Michelin Commander 2 Tire – Reboot for H-D’s Sportster — or that Cruiser of Yours
Sooner or later, that bike of yours will need new boots. Michelin’s Commander II tires are a solid choice for the Harley-Davidson Sportster and a range of other cruisers.For this review, we fitted the Michelins to a Harley-Davidson 883R Sportster and found that their all-around capabilities complement that Sporty’s moderately aggressive traits.
We also had a chance to check out their ability to absorb punishment as they shrugged off hitting a sharp-edged pothole in the pavement at a Wisconsin state park—while riding two-up.The impact was sharp enough that I felt it necessary to stop and check for damage to the tires, though it happened at relatively low speed. There was none and no evidence of delayed ply separation, bulging or failure developed later.In the wet, there was no slippage at all, even when caught in a July downpour that submerged some parts of the road.Transitions from dry-to-wet-to-dry pavement on corners, which can be most dangerous of all, posed no problems when riding through irrigation systems that pitch water across otherwise dry roads. Michelin refers to the tread pattern as “flame effect,” which uses longitudinal rain grooves to channel water efficiently away from the contact patch.The Commander II uses Michelin’s Amplified Density Technology (ADT), which results in a more rigid tire casing, delivering improved feedback and handling. The key factor in this design is the use of 90 thread density plies instead of the more typical 71 thread plies. Some Commander II sizes are available as radials; the set we evaluated are bias ply.The rear tire of the set features aramid fiber plies, which reduces weight and minimizes centrifugal distortion further improving stability and tire life according to Michelin. New compounds contribute to improved traction in the wet while extending tread life. Finally, square bead-wire technology increases casing rigidity for more precise handling and ease of installation.Speaking of installation, this procedure is crucial to safety, performance and tread life. For this review, we had mounting and balancing performed by the professionals at Sauk Prairie Harley-Davidson, Sauk City, Wis.The quality Michelin itself touts for the Commander 2 is longevity. The company states that independent third party testing showed the Commander II rear tire typically delivers about twice the mileage as the competition. That claim is based on commissioned third-party tests conducted in 2011 on public roads comparing Michelin Commander II, Metzeler ME880 and Dunlop D407/D408 tires in sizes 130/80B17 and 180/65B16. The Michelin website didn’t provide any information about the mileage, tire loading conditions, or criteria used in the comparison.For this review, we didn’t do a lot of extended high-speed Interstate travel, though there was some of that. Most of the mileage we put on the Michelins was in the two-lane back road country of southwestern Wisconsin, where a lot of cornering, braking and accelerating would put the entire footprint of the tire to use and adhesion to the test.Wisconsin’s riding season isn’t as long as some and we got the tires out on the road only in July, but by the end of October and after a little over 2,000 miles, evidence to back up Michelin’s longevity claim is available. The tread profile of the rear tire shows barely perceptible wear. The front tire profile is virtually unchanged from day one.Michelin Commander II Tire Tech Data:

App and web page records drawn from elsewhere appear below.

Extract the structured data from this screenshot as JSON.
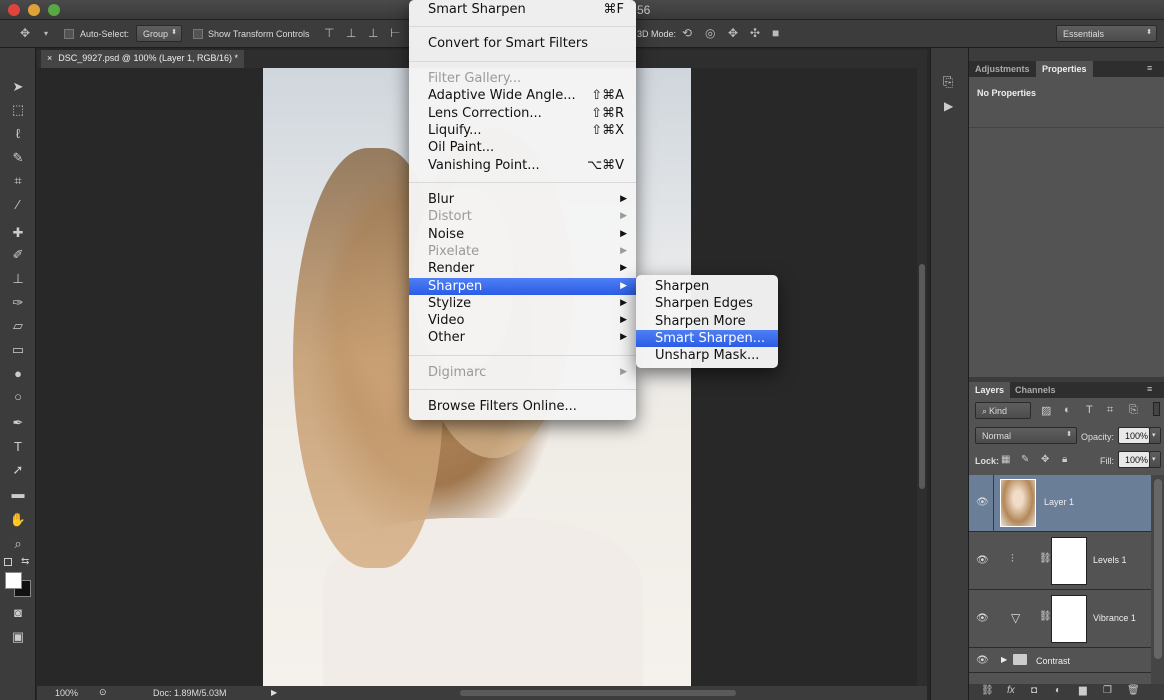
{
  "optionsbar": {
    "auto_select_label": "Auto-Select:",
    "auto_select_value": "Group",
    "transform_label": "Show Transform Controls",
    "mode_label": "3D Mode:",
    "workspace": "Essentials",
    "title_fragment": "56"
  },
  "document": {
    "tab": "DSC_9927.psd @ 100% (Layer 1, RGB/16) *",
    "zoom": "100%",
    "doc_size": "Doc: 1.89M/5.03M"
  },
  "filter_menu": {
    "last_filter": "Smart Sharpen",
    "last_filter_shortcut": "⌘F",
    "convert": "Convert for Smart Filters",
    "group2": [
      {
        "label": "Filter Gallery...",
        "shortcut": "",
        "disabled": true
      },
      {
        "label": "Adaptive Wide Angle...",
        "shortcut": "⇧⌘A",
        "disabled": false
      },
      {
        "label": "Lens Correction...",
        "shortcut": "⇧⌘R",
        "disabled": false
      },
      {
        "label": "Liquify...",
        "shortcut": "⇧⌘X",
        "disabled": false
      },
      {
        "label": "Oil Paint...",
        "shortcut": "",
        "disabled": false
      },
      {
        "label": "Vanishing Point...",
        "shortcut": "⌥⌘V",
        "disabled": false
      }
    ],
    "group3": [
      {
        "label": "Blur",
        "disabled": false
      },
      {
        "label": "Distort",
        "disabled": true
      },
      {
        "label": "Noise",
        "disabled": false
      },
      {
        "label": "Pixelate",
        "disabled": true
      },
      {
        "label": "Render",
        "disabled": false
      },
      {
        "label": "Sharpen",
        "disabled": false,
        "highlighted": true
      },
      {
        "label": "Stylize",
        "disabled": false
      },
      {
        "label": "Video",
        "disabled": false
      },
      {
        "label": "Other",
        "disabled": false
      }
    ],
    "digimarc": "Digimarc",
    "browse": "Browse Filters Online..."
  },
  "sharpen_submenu": [
    {
      "label": "Sharpen",
      "highlighted": false
    },
    {
      "label": "Sharpen Edges",
      "highlighted": false
    },
    {
      "label": "Sharpen More",
      "highlighted": false
    },
    {
      "label": "Smart Sharpen...",
      "highlighted": true
    },
    {
      "label": "Unsharp Mask...",
      "highlighted": false
    }
  ],
  "panels": {
    "tab_adjustments": "Adjustments",
    "tab_properties": "Properties",
    "no_properties": "No Properties",
    "tab_layers": "Layers",
    "tab_channels": "Channels",
    "kind": "Kind",
    "blend_mode": "Normal",
    "opacity_label": "Opacity:",
    "opacity_value": "100%",
    "lock_label": "Lock:",
    "fill_label": "Fill:",
    "fill_value": "100%"
  },
  "layers": [
    {
      "name": "Layer 1",
      "selected": true,
      "icon": "photo-thumbnail"
    },
    {
      "name": "Levels 1",
      "selected": false,
      "icon": "levels-icon"
    },
    {
      "name": "Vibrance 1",
      "selected": false,
      "icon": "vibrance-icon"
    },
    {
      "name": "Contrast",
      "selected": false,
      "icon": "folder-icon"
    }
  ]
}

This Podcast is also brought to you by the new, state-of-the-art Schuberth C5. The modular C5 is a flip up design that blends safety with amazing aerodynamic and aeroacoustic performance within its light weight and compact design. Visit Schuberth.com for more information.
This week, Senior Editor Nic de Sena gives us his impression of the outrageously cool-looking new Indian Scout Rogue. The Rogue features a larger front wheel among several other changes, and the bobbed-looks and excellent 100 horsepower motor make the Scout Rogue an interesting—and very real—competitor to the offerings from Milwaukee.
In the second segment Neale Bayly brings us the third and final segment from Brian Slark—the man who helped bring Norton motorcycles to America. Having spent 27 years and counting at the Barber Museum in Birmingham Alabama, Brian talks us through the final part of his career, that of course includes how the museum got started and where it’s going.
From all of us here at Ultimate Motorcycling, we hope you enjoy this episode!